## Task material
-------

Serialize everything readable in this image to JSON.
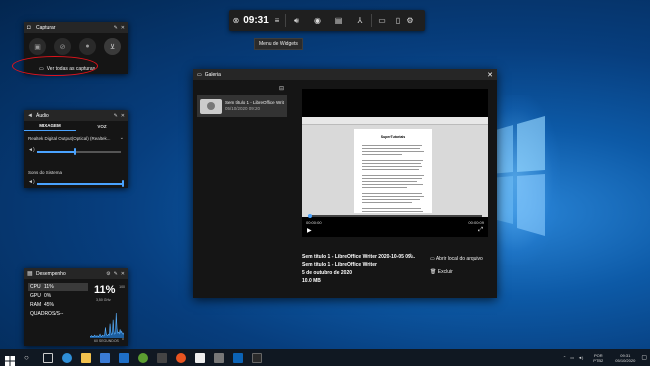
{
  "gamebar": {
    "time": "09:31",
    "tooltip": "Menu de Widgets",
    "icons": [
      "xbox-icon",
      "widget-menu-icon",
      "audio-icon",
      "capture-icon",
      "performance-icon",
      "social-icon",
      "resource-icon",
      "settings-icon"
    ]
  },
  "capture": {
    "title": "Capturar",
    "buttons": [
      "screenshot-icon",
      "record-last-icon",
      "record-icon",
      "mic-icon"
    ],
    "link": "Ver todas as capturas"
  },
  "audio": {
    "title": "Áudio",
    "tabs": [
      "MIXAGEM",
      "VOZ"
    ],
    "device": "Realtek Digital Output(Optical) (Realtek...",
    "device_volume": 0.45,
    "system_sounds_label": "Sons do Sistema",
    "system_volume": 1.0
  },
  "performance": {
    "title": "Desempenho",
    "rows": [
      {
        "label": "CPU",
        "value": "11%"
      },
      {
        "label": "GPU",
        "value": "0%"
      },
      {
        "label": "RAM",
        "value": "45%"
      },
      {
        "label": "QUADROS/S",
        "value": "--"
      }
    ],
    "big_value": "11%",
    "freq": "3,50 GHz",
    "y_max": "100",
    "y_min": "0",
    "time_label": "60 SEGUNDOS",
    "cpu_series": [
      4,
      3,
      5,
      3,
      4,
      3,
      6,
      4,
      3,
      5,
      4,
      3,
      5,
      8,
      4,
      3,
      6,
      5,
      4,
      7,
      22,
      9,
      6,
      5,
      8,
      6,
      30,
      12,
      7,
      9,
      38,
      14,
      8,
      10,
      52,
      20,
      10,
      12,
      9,
      18,
      11,
      14,
      9,
      8,
      11
    ]
  },
  "gallery": {
    "title": "Galeria",
    "item_title": "Sem título 1 - LibreOffice Writ",
    "item_date": "05/10/2020 09:20",
    "doc_heading": "SuperTutoriais",
    "player_time_start": "00:00:00",
    "player_time_end": "00:00:09",
    "detail_title": "Sem título 1 - LibreOffice Writer 2020-10-05 09...",
    "detail_app": "Sem título 1 - LibreOffice Writer",
    "detail_date": "5 de outubro de 2020",
    "detail_size": "10.0 MB",
    "action_open": "Abrir local do arquivo",
    "action_delete": "Excluir"
  },
  "taskbar": {
    "icons": [
      "start-icon",
      "search-icon",
      "taskview-icon",
      "edge-icon",
      "explorer-icon",
      "store-icon",
      "mail-icon",
      "xbox-app-icon",
      "media-icon",
      "music-icon",
      "writer-icon",
      "calculator-icon",
      "photos-icon",
      "gamebar-icon"
    ],
    "lang": "POR",
    "lang_sub": "PTB2",
    "time": "09:31",
    "date": "05/10/2020"
  }
}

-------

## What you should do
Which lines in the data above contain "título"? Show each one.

## Exercise output
    "item_title": "Sem título 1 - LibreOffice Writ",
    "detail_title": "Sem título 1 - LibreOffice Writer 2020-10-05 09...",
    "detail_app": "Sem título 1 - LibreOffice Writer",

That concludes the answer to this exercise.